Quick question. What’s your opinion on small challenger brands trying to take on their HUGE competitors in a direct critique kind of way?

I remember you writing not too long ago about how Sky took out Virgin in such a way which was deemed successful. But the Ask campaign against Google wasn’t seen in quite the same way.

I really want to do it but wouldn’t mind a second opinion.

Ok, my initial thoughts were that leader and challenger brand status will only take you so far in terms of thinking about how to compete. A more important consideration to be audience-centric and look at the relationship that the competitor has with their customer, here’s a few questions on that relationship to get you started:

  • Does the customer resent giving their business to the competitor?
  • Does the customer feel that they have no other choice?
  • Does the customer use their product out of a long-learned habit?
  • Will the customer be open to change?
  • Will the challenger offering make a sufficient positive difference to the customers experience to make the choice to move a viable option?

These questions all require a degree of honesty that is hard to find in some organisations.

I blogged here about the way Virgin and Ask as challenger brand had both gone wrong. Virgin made the mistake of not having all their ducks in a row from a business point of view and left themselves wide open to a simple but effective knocking campaign by Sky.
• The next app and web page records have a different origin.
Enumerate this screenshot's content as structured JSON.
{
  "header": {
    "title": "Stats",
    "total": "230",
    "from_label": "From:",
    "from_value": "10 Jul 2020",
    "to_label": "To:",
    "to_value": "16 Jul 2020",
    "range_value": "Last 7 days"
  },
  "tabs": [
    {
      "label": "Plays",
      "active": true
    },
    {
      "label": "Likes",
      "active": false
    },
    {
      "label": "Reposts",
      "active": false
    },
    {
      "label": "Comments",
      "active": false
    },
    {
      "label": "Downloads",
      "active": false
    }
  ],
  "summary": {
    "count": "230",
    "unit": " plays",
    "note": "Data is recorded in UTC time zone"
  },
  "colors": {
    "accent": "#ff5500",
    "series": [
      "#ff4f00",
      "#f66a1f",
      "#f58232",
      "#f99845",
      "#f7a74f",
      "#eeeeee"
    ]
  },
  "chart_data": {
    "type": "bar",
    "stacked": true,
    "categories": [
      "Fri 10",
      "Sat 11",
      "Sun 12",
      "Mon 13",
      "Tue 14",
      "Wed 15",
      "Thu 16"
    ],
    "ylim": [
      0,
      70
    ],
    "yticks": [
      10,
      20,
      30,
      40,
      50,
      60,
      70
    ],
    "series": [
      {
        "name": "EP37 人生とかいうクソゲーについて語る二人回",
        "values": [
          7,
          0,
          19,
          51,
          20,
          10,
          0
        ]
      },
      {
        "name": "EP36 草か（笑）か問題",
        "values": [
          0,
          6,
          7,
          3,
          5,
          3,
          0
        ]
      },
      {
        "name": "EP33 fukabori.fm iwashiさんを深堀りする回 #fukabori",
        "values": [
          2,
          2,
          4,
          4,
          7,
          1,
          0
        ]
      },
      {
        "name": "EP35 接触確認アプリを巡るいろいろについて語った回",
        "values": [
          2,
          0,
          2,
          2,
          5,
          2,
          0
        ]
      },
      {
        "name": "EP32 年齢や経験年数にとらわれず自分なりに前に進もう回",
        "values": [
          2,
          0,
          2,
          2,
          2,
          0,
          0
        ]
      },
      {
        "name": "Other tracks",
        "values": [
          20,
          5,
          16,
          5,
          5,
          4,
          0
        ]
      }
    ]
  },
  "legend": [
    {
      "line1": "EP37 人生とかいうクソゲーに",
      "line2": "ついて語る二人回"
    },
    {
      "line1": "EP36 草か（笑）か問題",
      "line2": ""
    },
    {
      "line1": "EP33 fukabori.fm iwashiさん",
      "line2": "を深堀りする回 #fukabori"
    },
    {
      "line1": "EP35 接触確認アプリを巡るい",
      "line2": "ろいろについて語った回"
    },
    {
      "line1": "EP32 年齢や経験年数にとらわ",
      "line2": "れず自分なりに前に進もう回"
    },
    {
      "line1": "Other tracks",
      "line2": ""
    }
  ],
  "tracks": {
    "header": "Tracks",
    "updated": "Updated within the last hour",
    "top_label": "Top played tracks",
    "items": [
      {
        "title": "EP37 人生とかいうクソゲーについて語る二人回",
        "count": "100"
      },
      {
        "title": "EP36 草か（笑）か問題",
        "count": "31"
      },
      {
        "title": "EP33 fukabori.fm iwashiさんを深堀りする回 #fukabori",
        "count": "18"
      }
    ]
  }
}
Ask made the mistake of looking for a trial rather than looking to get customers to change a behaviour, two completely different objectives.